Adapted from Uzodinma Iweala’s 2005 novel of the same name, “Beasts of No Nation” takes place in a deliberately vague West African country. A young boy named Agu (Abraham Attah, in his acting debut) finds his village caught in the middle of a factional conflict between a military Junta called the NRC, and the NDF, a rebel militia.
In the space of a few minutes, Agu witnesses his father and brother murdered like cattle, and his village is consumed in a ball of fire. As he starves and hallucinates alone in the jungle, he runs afoul of the NDF, a group of self-styled “freedom fighters” composed of child soldiers, and dominated by Idris Elba’s fearsome Commandant. With a choice between the death of his innocence or death by machete, Agu joins the NDF and commits numerous heinous acts in order to stay alive.
Fukunaga’s use of light and shadow is astonishing. War torn landscapes and lush jungles exude evocative imagery. One memorable sequence involves the use of a color filter that turns the environment into a striking, almost alien pink hue, providing a terrifying backdrop as Agu and the rest of the Commandant’s army terrorize a village in a drug-induced haze.
The always-awesome Idris Elba channels every quality that makes him one of our great actors and brings them out in full force as the Commandant. He exudes enough of his magnetism that we immediately believe that he could manipulate hundreds of desperate young boys into his army, all the while possessing a vile malevolence that, without needless exposition, acknowledges how many men, women and children he has brutalized.
Though Elba receives top billing, this film marks a rare occasion where the other actors in the cast do not seem outclassed in his presence. My favorite supporting character was Strika (Emmanuel Nii Adom Quaye) a mute soldier that goes on to become one of Agu’s only true confidantes. Without a single word, his eyes display a delicate balance between cold-blooded pragmatism and guarded compassion.

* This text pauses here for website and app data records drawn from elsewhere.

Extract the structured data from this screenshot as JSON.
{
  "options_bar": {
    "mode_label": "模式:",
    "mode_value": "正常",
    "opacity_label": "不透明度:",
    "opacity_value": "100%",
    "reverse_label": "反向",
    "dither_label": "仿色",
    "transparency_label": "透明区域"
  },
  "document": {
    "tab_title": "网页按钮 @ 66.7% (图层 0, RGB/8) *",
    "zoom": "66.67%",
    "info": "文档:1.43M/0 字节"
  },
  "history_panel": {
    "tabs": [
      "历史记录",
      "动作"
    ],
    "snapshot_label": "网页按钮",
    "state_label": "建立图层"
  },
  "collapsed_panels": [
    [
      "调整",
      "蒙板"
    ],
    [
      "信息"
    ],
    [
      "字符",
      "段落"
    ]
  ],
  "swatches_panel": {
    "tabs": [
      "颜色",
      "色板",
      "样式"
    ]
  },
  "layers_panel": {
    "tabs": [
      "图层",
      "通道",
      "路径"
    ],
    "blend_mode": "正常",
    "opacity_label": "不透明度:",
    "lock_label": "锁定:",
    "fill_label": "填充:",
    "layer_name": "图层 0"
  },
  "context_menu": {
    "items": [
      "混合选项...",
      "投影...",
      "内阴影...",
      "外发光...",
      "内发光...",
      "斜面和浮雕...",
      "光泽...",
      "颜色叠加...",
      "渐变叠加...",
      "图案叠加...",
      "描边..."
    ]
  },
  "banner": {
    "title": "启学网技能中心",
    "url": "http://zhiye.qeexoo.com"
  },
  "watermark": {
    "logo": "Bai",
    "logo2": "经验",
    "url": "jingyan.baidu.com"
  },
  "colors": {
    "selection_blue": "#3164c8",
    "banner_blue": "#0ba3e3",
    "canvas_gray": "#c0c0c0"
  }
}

Abraham Attah, a Ghanaian local found on a cast scouting, is a revelation as Agu. He never explodes with rage or breaks down in tears, yet we see a boy gradually lose his soul on his screen. His face carries an unspeakable weight, forever tainted by the unconscionable horrors he witnessed and committed.
For this reason, it’s a shame that the film fails to stick with Agu’s point of view. About half way through, “Beasts of No Nation” starts to jarringly shift from Agu’s perspective to the Commandant’s, only to move back in its final 30 minutes. We are treated to a disposable scene where the Commandant meets his commanding officer, and an unnecessary subplot is forced in that involves his aspirations toward a promotion. Unmistakably Agu’s story, the film decides to pay closer attention to a wretched monster that doesn’t deserve it.
The odd tonal shifts don’t help either. At times, the movie desires for a “City of God”-type feel of dystopic abandon in the wake of institutional neglect. Yet it often changes its mind as it descends into “Apocalypse Now”-inspired chaos. While they work in their own right, many formal elements don’t gel in an organic way. For example, although it has moments of beauty, Dan Romer’s M83-inspired synth score feels mismatched with the movie’s hyper-modern African setting.
While individual scenes make for compelling drama, the film as a whole often fails to measure up. “Beasts of No Nation” juggles two themes – how hostile environments engender pointless conflict, and the horrific psychological effects of war on the preadolescent mind – and the balance is often tenuous at best.
The film also sells itself short. Many of the thematic problems could resolve themselves had the movie extended its runtime to three hours. The final 30 minutes feel like a fast-forward. A long movie only elicits groans if the material is insubstantial, and the material in “Beasts of No Nation” never fails to be compelling, even if its conclusion feels anticlimactic. It’s a film that departs us too soon, when more of its subject matter needed exploration.
Yet despite its flaws (and its tactless ad campaign as Netflix’s “first original film”) it deserves to be seen in theaters. A work of profound empathy, “Beasts of No Nation” avoids white savior trappings and the saccharine false charity of “Kony 2012.” It acts as a harrowing exploration of the trauma that victims of war endure.
We know that Agu has done terrible things in the name of survival. As his entire universe collapses around him, the film implores the audience to understand how these tragedies come to pass.